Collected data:
Segment Open

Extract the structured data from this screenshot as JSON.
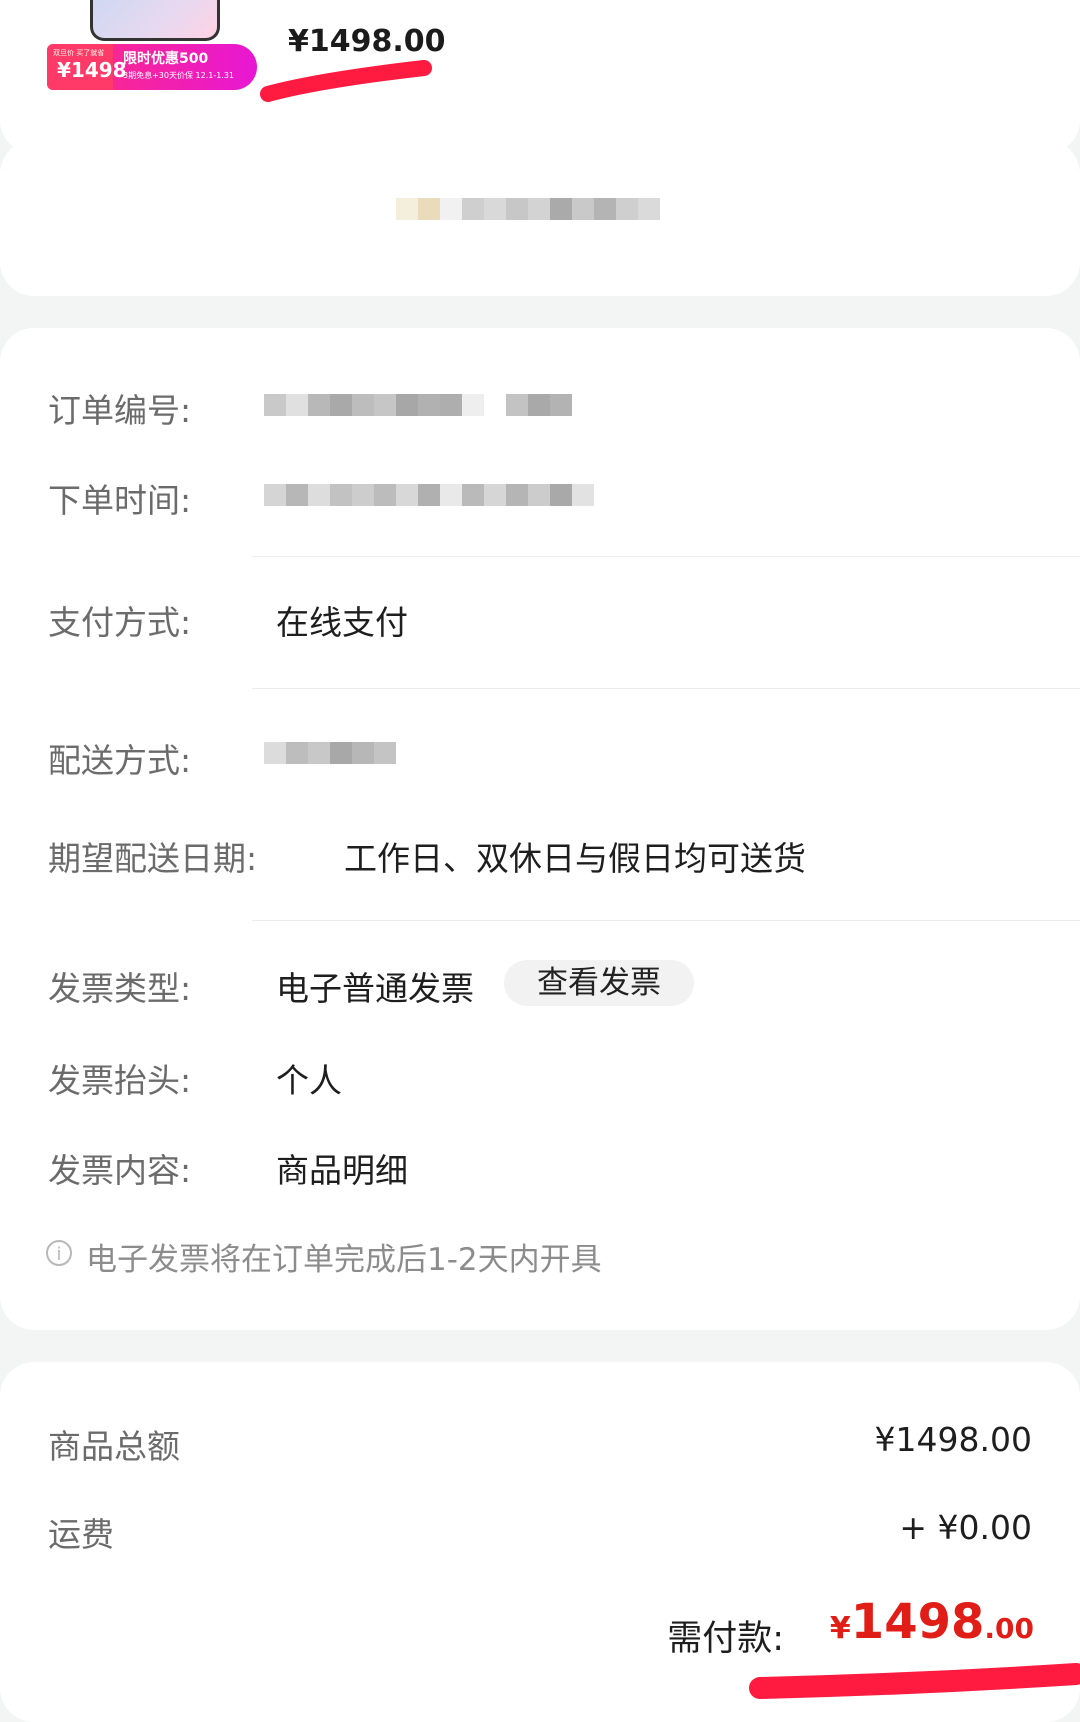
{
  "product": {
    "price": "¥1498.00",
    "promo": {
      "badge": "双旦价 买了就省",
      "price": "¥1498",
      "title": "限时优惠500",
      "subtitle": "3期免息+30天价保 12.1-1.31"
    }
  },
  "order_info": {
    "order_number_label": "订单编号:",
    "order_time_label": "下单时间:",
    "payment_label": "支付方式:",
    "payment_value": "在线支付",
    "delivery_label": "配送方式:",
    "expected_delivery_label": "期望配送日期:",
    "expected_delivery_value": "工作日、双休日与假日均可送货",
    "invoice_type_label": "发票类型:",
    "invoice_type_value": "电子普通发票",
    "view_invoice_button": "查看发票",
    "invoice_title_label": "发票抬头:",
    "invoice_title_value": "个人",
    "invoice_content_label": "发票内容:",
    "invoice_content_value": "商品明细",
    "note": "电子发票将在订单完成后1-2天内开具"
  },
  "summary": {
    "goods_total_label": "商品总额",
    "goods_total_value": "¥1498.00",
    "shipping_label": "运费",
    "shipping_value": "+ ¥0.00",
    "payable_label": "需付款:",
    "payable_currency": "¥",
    "payable_integer": "1498",
    "payable_decimal": ".00"
  },
  "colors": {
    "accent": "#e01e17",
    "annotation": "#ff1a40"
  }
}
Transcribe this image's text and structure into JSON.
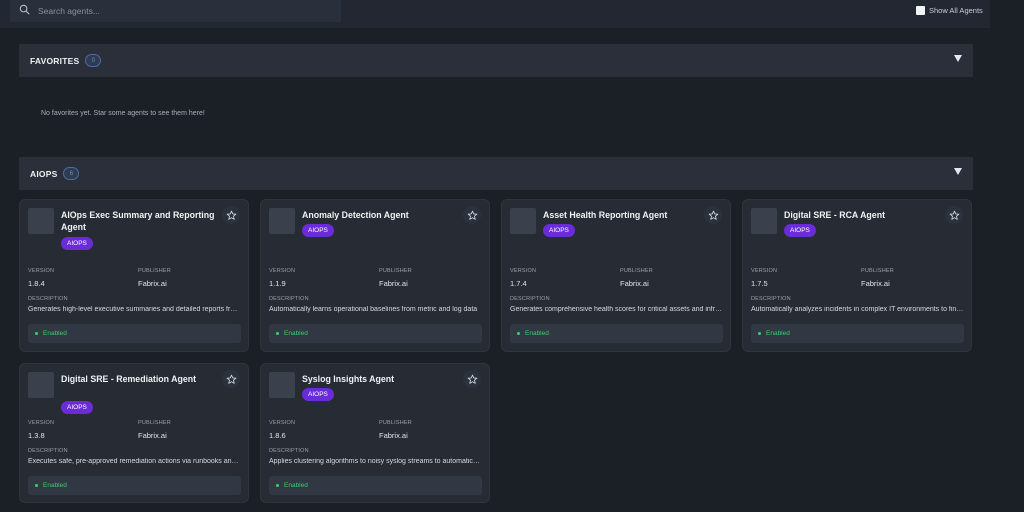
{
  "search": {
    "placeholder": "Search agents..."
  },
  "toolbar": {
    "show_all_label": "Show All Agents"
  },
  "favorites": {
    "title": "FAVORITES",
    "count": "0",
    "empty_message": "No favorites yet. Star some agents to see them here!"
  },
  "aiops": {
    "title": "AIOPS",
    "count": "6"
  },
  "labels": {
    "version": "VERSION",
    "publisher": "PUBLISHER",
    "description": "DESCRIPTION"
  },
  "agents": [
    {
      "name": "AIOps Exec Summary and Reporting Agent",
      "tag": "AIOPS",
      "version": "1.8.4",
      "publisher": "Fabrix.ai",
      "description": "Generates high-level executive summaries and detailed reports from AIOps data",
      "status": "Enabled"
    },
    {
      "name": "Anomaly Detection Agent",
      "tag": "AIOPS",
      "version": "1.1.9",
      "publisher": "Fabrix.ai",
      "description": "Automatically learns operational baselines from metric and log data",
      "status": "Enabled"
    },
    {
      "name": "Asset Health Reporting Agent",
      "tag": "AIOPS",
      "version": "1.7.4",
      "publisher": "Fabrix.ai",
      "description": "Generates comprehensive health scores for critical assets and infrastructure",
      "status": "Enabled"
    },
    {
      "name": "Digital SRE - RCA Agent",
      "tag": "AIOPS",
      "version": "1.7.5",
      "publisher": "Fabrix.ai",
      "description": "Automatically analyzes incidents in complex IT environments to find root causes",
      "status": "Enabled"
    },
    {
      "name": "Digital SRE - Remediation Agent",
      "tag": "AIOPS",
      "version": "1.3.8",
      "publisher": "Fabrix.ai",
      "description": "Executes safe, pre-approved remediation actions via runbooks and automation",
      "status": "Enabled"
    },
    {
      "name": "Syslog Insights Agent",
      "tag": "AIOPS",
      "version": "1.8.6",
      "publisher": "Fabrix.ai",
      "description": "Applies clustering algorithms to noisy syslog streams to automatically detect patterns",
      "status": "Enabled"
    }
  ],
  "icons": {
    "search": "search-icon",
    "star": "star-icon",
    "caret": "chevron-down-icon"
  },
  "colors": {
    "tag": "#6a2bd9",
    "enabled": "#3ccf6a",
    "count_badge": "#4a6fa0"
  }
}
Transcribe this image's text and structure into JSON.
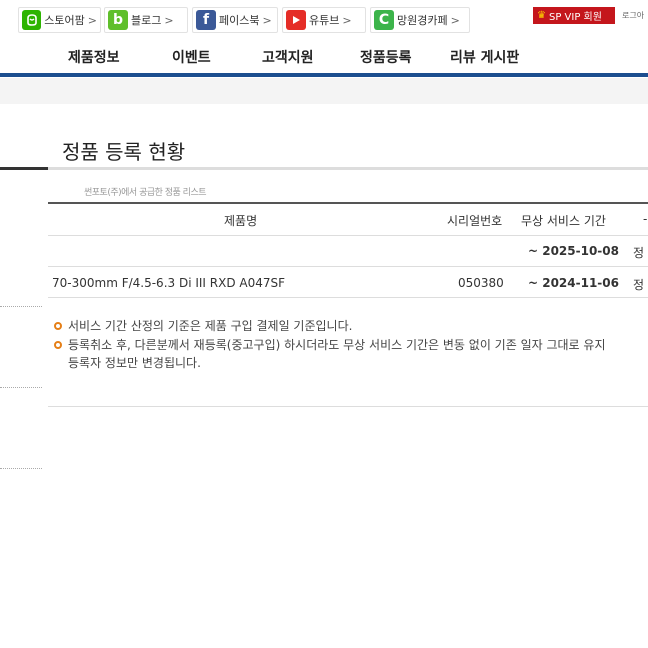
{
  "topbar": {
    "links": [
      {
        "label": "스토어팜",
        "icon": "smartstore-icon",
        "color": "#2db400"
      },
      {
        "label": "블로그",
        "icon": "blog-icon",
        "color": "#5fbf2b"
      },
      {
        "label": "페이스북",
        "icon": "facebook-icon",
        "color": "#3b5998"
      },
      {
        "label": "유튜브",
        "icon": "youtube-icon",
        "color": "#e52d27"
      },
      {
        "label": "망원경카페",
        "icon": "cafe-icon",
        "color": "#3cb44a"
      }
    ],
    "vip_label": "SP VIP 회원",
    "login_label": "로그아"
  },
  "nav": {
    "items": [
      "제품정보",
      "이벤트",
      "고객지원",
      "정품등록",
      "리뷰 게시판"
    ],
    "accent": "#1c4e8f"
  },
  "page": {
    "title": "정품 등록 현황",
    "subtitle": "썬포토(주)에서 공급한 정품 리스트"
  },
  "table": {
    "headers": [
      "제품명",
      "시리얼번호",
      "무상 서비스 기간",
      "-"
    ],
    "rows": [
      {
        "product": "",
        "serial": "",
        "period": "~ 2025-10-08",
        "status": "정"
      },
      {
        "product": "70-300mm F/4.5-6.3 Di III RXD A047SF",
        "serial": "050380",
        "period": "~ 2024-11-06",
        "status": "정"
      }
    ]
  },
  "notes": [
    "서비스 기간 산정의 기준은 제품 구입 결제일 기준입니다.",
    "등록취소 후, 다른분께서 재등록(중고구입) 하시더라도 무상 서비스 기간은 변동 없이 기존 일자 그대로 유지",
    "등록자 정보만 변경됩니다."
  ]
}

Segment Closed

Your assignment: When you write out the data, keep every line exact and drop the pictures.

Output of the task:
Extract the structured data from this screenshot as JSON.
{
  "product": {
    "price": "¥1498.00",
    "promo": {
      "badge": "双旦价 买了就省",
      "price": "¥1498",
      "title": "限时优惠500",
      "subtitle": "3期免息+30天价保 12.1-1.31"
    }
  },
  "order_info": {
    "order_number_label": "订单编号:",
    "order_time_label": "下单时间:",
    "payment_label": "支付方式:",
    "payment_value": "在线支付",
    "delivery_label": "配送方式:",
    "expected_delivery_label": "期望配送日期:",
    "expected_delivery_value": "工作日、双休日与假日均可送货",
    "invoice_type_label": "发票类型:",
    "invoice_type_value": "电子普通发票",
    "view_invoice_button": "查看发票",
    "invoice_title_label": "发票抬头:",
    "invoice_title_value": "个人",
    "invoice_content_label": "发票内容:",
    "invoice_content_value": "商品明细",
    "note": "电子发票将在订单完成后1-2天内开具"
  },
  "summary": {
    "goods_total_label": "商品总额",
    "goods_total_value": "¥1498.00",
    "shipping_label": "运费",
    "shipping_value": "+ ¥0.00",
    "payable_label": "需付款:",
    "payable_currency": "¥",
    "payable_integer": "1498",
    "payable_decimal": ".00"
  },
  "colors": {
    "accent": "#e01e17",
    "annotation": "#ff1a40"
  }
}
Transcribe this image's text and structure into JSON.
{
  "search": {
    "placeholder": "Search agents..."
  },
  "toolbar": {
    "show_all_label": "Show All Agents"
  },
  "favorites": {
    "title": "FAVORITES",
    "count": "0",
    "empty_message": "No favorites yet. Star some agents to see them here!"
  },
  "aiops": {
    "title": "AIOPS",
    "count": "6"
  },
  "labels": {
    "version": "VERSION",
    "publisher": "PUBLISHER",
    "description": "DESCRIPTION"
  },
  "agents": [
    {
      "name": "AIOps Exec Summary and Reporting Agent",
      "tag": "AIOPS",
      "version": "1.8.4",
      "publisher": "Fabrix.ai",
      "description": "Generates high-level executive summaries and detailed reports from AIOps data",
      "status": "Enabled"
    },
    {
      "name": "Anomaly Detection Agent",
      "tag": "AIOPS",
      "version": "1.1.9",
      "publisher": "Fabrix.ai",
      "description": "Automatically learns operational baselines from metric and log data",
      "status": "Enabled"
    },
    {
      "name": "Asset Health Reporting Agent",
      "tag": "AIOPS",
      "version": "1.7.4",
      "publisher": "Fabrix.ai",
      "description": "Generates comprehensive health scores for critical assets and infrastructure",
      "status": "Enabled"
    },
    {
      "name": "Digital SRE - RCA Agent",
      "tag": "AIOPS",
      "version": "1.7.5",
      "publisher": "Fabrix.ai",
      "description": "Automatically analyzes incidents in complex IT environments to find root causes",
      "status": "Enabled"
    },
    {
      "name": "Digital SRE - Remediation Agent",
      "tag": "AIOPS",
      "version": "1.3.8",
      "publisher": "Fabrix.ai",
      "description": "Executes safe, pre-approved remediation actions via runbooks and automation",
      "status": "Enabled"
    },
    {
      "name": "Syslog Insights Agent",
      "tag": "AIOPS",
      "version": "1.8.6",
      "publisher": "Fabrix.ai",
      "description": "Applies clustering algorithms to noisy syslog streams to automatically detect patterns",
      "status": "Enabled"
    }
  ],
  "icons": {
    "search": "search-icon",
    "star": "star-icon",
    "caret": "chevron-down-icon"
  },
  "colors": {
    "tag": "#6a2bd9",
    "enabled": "#3ccf6a",
    "count_badge": "#4a6fa0"
  }
}
Transcribe this image's text and structure into JSON.
{
  "topbar": {
    "links": [
      {
        "label": "스토어팜",
        "icon": "smartstore-icon",
        "color": "#2db400"
      },
      {
        "label": "블로그",
        "icon": "blog-icon",
        "color": "#5fbf2b"
      },
      {
        "label": "페이스북",
        "icon": "facebook-icon",
        "color": "#3b5998"
      },
      {
        "label": "유튜브",
        "icon": "youtube-icon",
        "color": "#e52d27"
      },
      {
        "label": "망원경카페",
        "icon": "cafe-icon",
        "color": "#3cb44a"
      }
    ],
    "vip_label": "SP VIP 회원",
    "login_label": "로그아"
  },
  "nav": {
    "items": [
      "제품정보",
      "이벤트",
      "고객지원",
      "정품등록",
      "리뷰 게시판"
    ],
    "accent": "#1c4e8f"
  },
  "page": {
    "title": "정품 등록 현황",
    "subtitle": "썬포토(주)에서 공급한 정품 리스트"
  },
  "table": {
    "headers": [
      "제품명",
      "시리얼번호",
      "무상 서비스 기간",
      "-"
    ],
    "rows": [
      {
        "product": "",
        "serial": "",
        "period": "~ 2025-10-08",
        "status": "정"
      },
      {
        "product": "70-300mm F/4.5-6.3 Di III RXD A047SF",
        "serial": "050380",
        "period": "~ 2024-11-06",
        "status": "정"
      }
    ]
  },
  "notes": [
    "서비스 기간 산정의 기준은 제품 구입 결제일 기준입니다.",
    "등록취소 후, 다른분께서 재등록(중고구입) 하시더라도 무상 서비스 기간은 변동 없이 기존 일자 그대로 유지",
    "등록자 정보만 변경됩니다."
  ]
}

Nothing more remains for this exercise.